  • Blog Post

    TORTIOUS INTERFERENCE WITH CONTRACT

    Last week, Lindley Law discussed the elements of tortious interference with expected inheritance, which can occur when an individual maliciously interferes with the making or revocation of a will to the detriment of the plaintiff.  This blog will address a similar but distinct tort: tortious interference with contract.   The Elements   In North Carolina, to prove tortious interference with expected inheritance, a plaintiff must allege:   A valid contract existed between the plaintiff and a third party, which conferred contractual rights upon the plaintiff against the third party; The defendant had actual knowledge of the contract between the plaintiff and the third party; The defendant intentionally induced the third…

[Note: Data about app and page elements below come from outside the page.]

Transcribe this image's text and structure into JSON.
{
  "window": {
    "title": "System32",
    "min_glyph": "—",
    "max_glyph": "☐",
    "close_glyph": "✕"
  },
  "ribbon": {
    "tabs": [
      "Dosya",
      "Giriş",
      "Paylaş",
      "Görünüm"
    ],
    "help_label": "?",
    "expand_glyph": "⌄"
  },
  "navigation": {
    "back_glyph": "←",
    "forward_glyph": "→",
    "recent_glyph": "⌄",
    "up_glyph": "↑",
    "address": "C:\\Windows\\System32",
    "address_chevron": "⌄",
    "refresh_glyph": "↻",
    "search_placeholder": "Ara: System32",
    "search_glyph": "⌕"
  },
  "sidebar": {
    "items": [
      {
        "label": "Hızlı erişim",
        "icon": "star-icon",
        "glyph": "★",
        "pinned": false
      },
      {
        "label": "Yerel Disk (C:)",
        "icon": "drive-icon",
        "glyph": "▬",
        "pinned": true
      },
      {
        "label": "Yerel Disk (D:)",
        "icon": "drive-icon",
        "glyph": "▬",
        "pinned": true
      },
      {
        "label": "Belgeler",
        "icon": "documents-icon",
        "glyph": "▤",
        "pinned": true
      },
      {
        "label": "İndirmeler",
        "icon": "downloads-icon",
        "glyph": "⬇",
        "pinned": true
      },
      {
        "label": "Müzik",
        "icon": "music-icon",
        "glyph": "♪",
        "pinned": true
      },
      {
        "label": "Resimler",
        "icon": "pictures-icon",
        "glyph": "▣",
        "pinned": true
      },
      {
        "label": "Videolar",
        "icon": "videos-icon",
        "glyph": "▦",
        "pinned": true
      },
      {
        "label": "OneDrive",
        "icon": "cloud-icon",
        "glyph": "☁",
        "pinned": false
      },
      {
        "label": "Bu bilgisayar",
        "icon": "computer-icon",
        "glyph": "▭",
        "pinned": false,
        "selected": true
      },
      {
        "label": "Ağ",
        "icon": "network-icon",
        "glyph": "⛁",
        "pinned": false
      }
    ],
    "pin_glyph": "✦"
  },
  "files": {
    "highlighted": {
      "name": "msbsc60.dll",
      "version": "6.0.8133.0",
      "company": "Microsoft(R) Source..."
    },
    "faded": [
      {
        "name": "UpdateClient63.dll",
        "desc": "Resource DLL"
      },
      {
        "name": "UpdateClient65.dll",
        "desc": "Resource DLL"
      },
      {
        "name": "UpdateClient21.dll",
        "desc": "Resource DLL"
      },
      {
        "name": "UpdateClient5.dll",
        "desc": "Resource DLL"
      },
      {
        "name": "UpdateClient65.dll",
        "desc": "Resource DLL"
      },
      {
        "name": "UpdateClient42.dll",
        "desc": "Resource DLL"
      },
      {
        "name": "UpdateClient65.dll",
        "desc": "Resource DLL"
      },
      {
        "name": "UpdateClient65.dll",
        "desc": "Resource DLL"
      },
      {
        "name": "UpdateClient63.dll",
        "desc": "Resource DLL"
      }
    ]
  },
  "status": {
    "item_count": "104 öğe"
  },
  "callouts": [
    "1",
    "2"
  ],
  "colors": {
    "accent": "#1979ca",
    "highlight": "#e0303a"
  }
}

  • Blog Post

    TORTIOUS INTERFERENCE WITH EXPECTED INHERITANCE

    North Carolina recognizes a cause of action for tortious inference with expected inheritance.  This cause of action can be confused with tortious interference with prospective economic advantage, which occurs in the context of a contract or potential contract. Conversely, tortious interference with expected inheritance occurs in the context of a will or estate, rather than in the context of a contract or potential contract.  Further, unlike a cause of action for undue influence, which permits recovery by the testator (the person executing the will), tortious interference with expected inheritance permits recovery by the individual expecting to benefit from the testator’s will.   The Elements   To prove tortious interference with…

  • Blog Post

    “ROBOCALLS” AND THE FIRST AMENDMENT: A LEGISLATIVE UPDATE

    In a recent blog post, Lindley Law discussed the Fourth Circuit Court of Appeals ruling in Ameican Association of Political Consultants, Inc. v. FCC, which addressed First Amendment questions regarding the regulation of “robocalls” related to debt collection for government-backed loans.  The United States Congress recently announced proposed legislation to combat the practice of robocalling: the Pallone-Thune TRACED Act (the “TRACED Act”).   The Proposed Legislation   The TRACED Act will combine and reconcile the Telephone Robocall Abuse Criminal Enforcement and Deterrence Act, which passed in the Senate in May, with the Stopping Bad Robocalls Act, which passed in the House of Representatives in July.  The separate bills created new…

  • Blog Post

    DISINHERITED SPOUSES AND THE RIGHT OF ELECTIVE SHARE

    Ric Ocasek, famed singer for The Cars, recently passed away leaving behind a will that purportedly removes his estranged wife, Paulina Porizkova, as a beneficiary of his estate.  Ocasek and Porizkova were in the process of divorcing when Ocasek died; however, the divorce was not finalized, and the two were still legally married.  Removing one’s spouse from an estate plan – often referred to as disinheriting a spouse – is common, particularly when spouses are separating and divorcing.  States that have adopted the Uniform Probate Code, or similar statutes, create protection for a disinherited spouse in the form of the right of elective share.   What is Elective Share?  …